Now the low that had been creating these conditions had moved and the forecast was for all this squall activity to subside.

So it was quite surprising two nights ago to awake with a doozy of a squall. Very small in terms of coverage, but what a punch. In a flash Christa swung 180 degrees with the bow now pointing into the wind coming in from the west. I don't have an installed wind gauge, only a hand-held wind gauge. I surely had no time to check the wind with the gauge. But I do know the blades on my wind generator are designed to "feather" at 45 knots (with a horrific noise) to prevent the mechanism from exploding. They feathered instantly, so I believe the wind was at 50 to 55knots. I got the engine started and navigation gear up and running in case I broke loose. About this time I hear Kristopher from Wandering Dolphin, right next to me screaming my name. A boat in front of them broke loose, slammed into the WD and had wrapped it's rudder around there mooring line. Those two boats were now attached and slamming into one another in the 50 knots and now 3 to 4 foot waves generated in an instant.

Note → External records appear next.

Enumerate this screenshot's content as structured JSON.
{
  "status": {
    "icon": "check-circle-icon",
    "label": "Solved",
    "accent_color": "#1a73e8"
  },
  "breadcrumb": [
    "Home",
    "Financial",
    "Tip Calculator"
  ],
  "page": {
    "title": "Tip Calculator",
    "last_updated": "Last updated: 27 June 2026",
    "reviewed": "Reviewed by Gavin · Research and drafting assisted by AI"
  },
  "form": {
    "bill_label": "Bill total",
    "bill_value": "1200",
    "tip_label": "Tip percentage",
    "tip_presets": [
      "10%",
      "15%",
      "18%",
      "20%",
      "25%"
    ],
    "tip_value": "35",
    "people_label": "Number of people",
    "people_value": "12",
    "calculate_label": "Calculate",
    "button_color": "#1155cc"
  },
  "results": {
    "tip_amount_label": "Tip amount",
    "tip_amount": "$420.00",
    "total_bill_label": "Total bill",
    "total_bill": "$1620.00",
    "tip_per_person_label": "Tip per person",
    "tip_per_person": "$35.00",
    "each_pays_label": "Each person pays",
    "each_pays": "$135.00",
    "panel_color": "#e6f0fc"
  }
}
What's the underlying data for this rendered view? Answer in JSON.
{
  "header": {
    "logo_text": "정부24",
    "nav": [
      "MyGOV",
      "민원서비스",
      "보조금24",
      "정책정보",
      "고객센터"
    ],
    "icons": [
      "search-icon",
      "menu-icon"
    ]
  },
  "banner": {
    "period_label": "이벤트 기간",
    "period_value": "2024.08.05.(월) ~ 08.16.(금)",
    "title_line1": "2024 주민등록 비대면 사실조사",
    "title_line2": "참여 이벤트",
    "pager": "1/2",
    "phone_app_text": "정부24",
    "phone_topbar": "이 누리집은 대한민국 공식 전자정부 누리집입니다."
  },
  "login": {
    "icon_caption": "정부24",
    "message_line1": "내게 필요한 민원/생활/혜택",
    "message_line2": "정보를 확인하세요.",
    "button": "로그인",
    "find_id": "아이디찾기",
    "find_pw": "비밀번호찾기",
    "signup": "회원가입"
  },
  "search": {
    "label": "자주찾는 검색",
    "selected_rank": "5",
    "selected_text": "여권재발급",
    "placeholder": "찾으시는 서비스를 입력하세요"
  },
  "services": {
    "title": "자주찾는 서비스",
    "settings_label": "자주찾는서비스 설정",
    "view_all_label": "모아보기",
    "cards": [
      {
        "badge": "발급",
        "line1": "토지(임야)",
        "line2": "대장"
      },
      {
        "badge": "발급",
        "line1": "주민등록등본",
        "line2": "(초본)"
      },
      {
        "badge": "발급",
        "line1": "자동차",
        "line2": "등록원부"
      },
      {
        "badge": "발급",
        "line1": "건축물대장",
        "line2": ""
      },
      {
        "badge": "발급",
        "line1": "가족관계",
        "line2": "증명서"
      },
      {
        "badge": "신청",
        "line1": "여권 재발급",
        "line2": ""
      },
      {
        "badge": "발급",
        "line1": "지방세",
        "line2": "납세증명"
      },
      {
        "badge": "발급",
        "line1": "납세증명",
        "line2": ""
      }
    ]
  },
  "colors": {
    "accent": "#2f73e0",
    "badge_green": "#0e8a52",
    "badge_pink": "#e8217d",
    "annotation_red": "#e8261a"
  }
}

This type of situation always poses a difficult dilema. Do I leave Christa to go over and help WD? The chances of Christa breaking loose were good. However, WD seemed to be in real trouble and at the moment my situation was stable. I put on a shirt (as the temperature dropped and I was shivering) and got in my dingy and headed over. Things were not good. The crunch of  two 20,000lbs boats crashing together is horrible. I came around the stern of WD, trying to power into the waves with my little 4hp Yamaha, I hit a short steep 3 or 4 footer and the brunt of the wind, all the water that had collected in the dink, the fuel can and me, moved to the back of the dink rapidly. End over end we went. I found myself under my dingy, calm and getting my bearings. I took a moment or tow to orient myself and swam out from under the dink and climbed about WD dingy.  Chaos still reined. My dink was floating away upside down with the engine submerged in salt water, I leaped up onto WD to see what I could do. Nothing, no one could do anything until the squall passed. All of us were aware that now two boats were attached to the same mooring, pray the mooring holds or both boats will end up on the beach in a gigantic tangle. Not to mention I'm watching Christa pitching to and fro,  praying that she doesn't break loose as now I have no way to get back even if she does break loose. Like I said, I loath squalls.

What are the lessons? Well probably plenty. One maybe would be to get to an anchorage that has all around protection. Few and far between. But I will say this. I've realized since I left in 2007, this type of experience is just the price of admission. You can't prevent everything. If you can't deal with a 50 knot squall you probably don't belong out cruising amongst the islands. I still find them very frightening and can't stand them. But as Kristopher and I were discussing, it is amazing at how few boats actually end up on the beach or rocks. It's kind of a rarity.

So there is more to the story, but WD is fine, but has damage to the boat; two very nice cruisers in another boat, came over after the storm and spent two hours dismantling the outboard and flushing it out until 4am. We were able to get her running again yesterday. I lost an oar and a hand-held de-watering pump, a lock and much sleep.

So that is that. Right on schedule last-night another squall passed through at 2am, but thankfully was not strong, but we all swung around to the west....again.

Capt Chris

Sunday, November 15, 2009

Grenada to St Thomas Across the Caribbean Sea Compilation

On a Mooring Honey Moon Bay, Water Island, St Thomas USVI

I am having great fun putting together these video's and learning about editing. Hope you enjoy. I have some footage of just prior to me leaving Grenada and some other stuff, but mostly sailing Christa north.

Capt Chris

PS: I've been also busy with my Canon G11. Please surf on over and check my pictures out in My Photo Album